## Dataset rows for apps and sites
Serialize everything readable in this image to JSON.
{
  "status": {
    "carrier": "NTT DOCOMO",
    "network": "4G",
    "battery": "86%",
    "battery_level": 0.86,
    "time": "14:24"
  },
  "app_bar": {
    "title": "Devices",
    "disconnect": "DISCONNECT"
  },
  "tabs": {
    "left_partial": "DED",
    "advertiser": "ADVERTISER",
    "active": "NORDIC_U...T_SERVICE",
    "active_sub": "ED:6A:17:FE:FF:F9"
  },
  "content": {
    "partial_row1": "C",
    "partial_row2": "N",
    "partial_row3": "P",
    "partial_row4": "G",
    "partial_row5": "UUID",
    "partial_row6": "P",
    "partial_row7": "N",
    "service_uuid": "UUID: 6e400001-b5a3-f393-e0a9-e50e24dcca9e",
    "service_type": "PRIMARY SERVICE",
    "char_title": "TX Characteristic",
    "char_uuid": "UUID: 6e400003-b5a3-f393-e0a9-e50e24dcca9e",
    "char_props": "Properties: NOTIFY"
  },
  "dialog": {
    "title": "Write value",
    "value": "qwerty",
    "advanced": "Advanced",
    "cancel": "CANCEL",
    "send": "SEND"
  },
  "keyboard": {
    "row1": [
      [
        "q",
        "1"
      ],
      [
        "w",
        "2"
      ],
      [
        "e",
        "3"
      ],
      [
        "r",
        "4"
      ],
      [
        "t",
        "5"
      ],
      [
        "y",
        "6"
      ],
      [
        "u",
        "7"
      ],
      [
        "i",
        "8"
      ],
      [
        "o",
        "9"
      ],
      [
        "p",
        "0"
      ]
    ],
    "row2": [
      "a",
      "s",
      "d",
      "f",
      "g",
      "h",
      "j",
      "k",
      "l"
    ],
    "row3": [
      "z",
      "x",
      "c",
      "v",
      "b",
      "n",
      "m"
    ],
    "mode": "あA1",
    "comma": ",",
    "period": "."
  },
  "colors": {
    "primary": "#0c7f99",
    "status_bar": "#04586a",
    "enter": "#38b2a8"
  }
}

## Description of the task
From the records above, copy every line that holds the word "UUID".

## Solved exercise
    "partial_row5": "UUID",
    "service_uuid": "UUID: 6e400001-b5a3-f393-e0a9-e50e24dcca9e",
    "char_uuid": "UUID: 6e400003-b5a3-f393-e0a9-e50e24dcca9e",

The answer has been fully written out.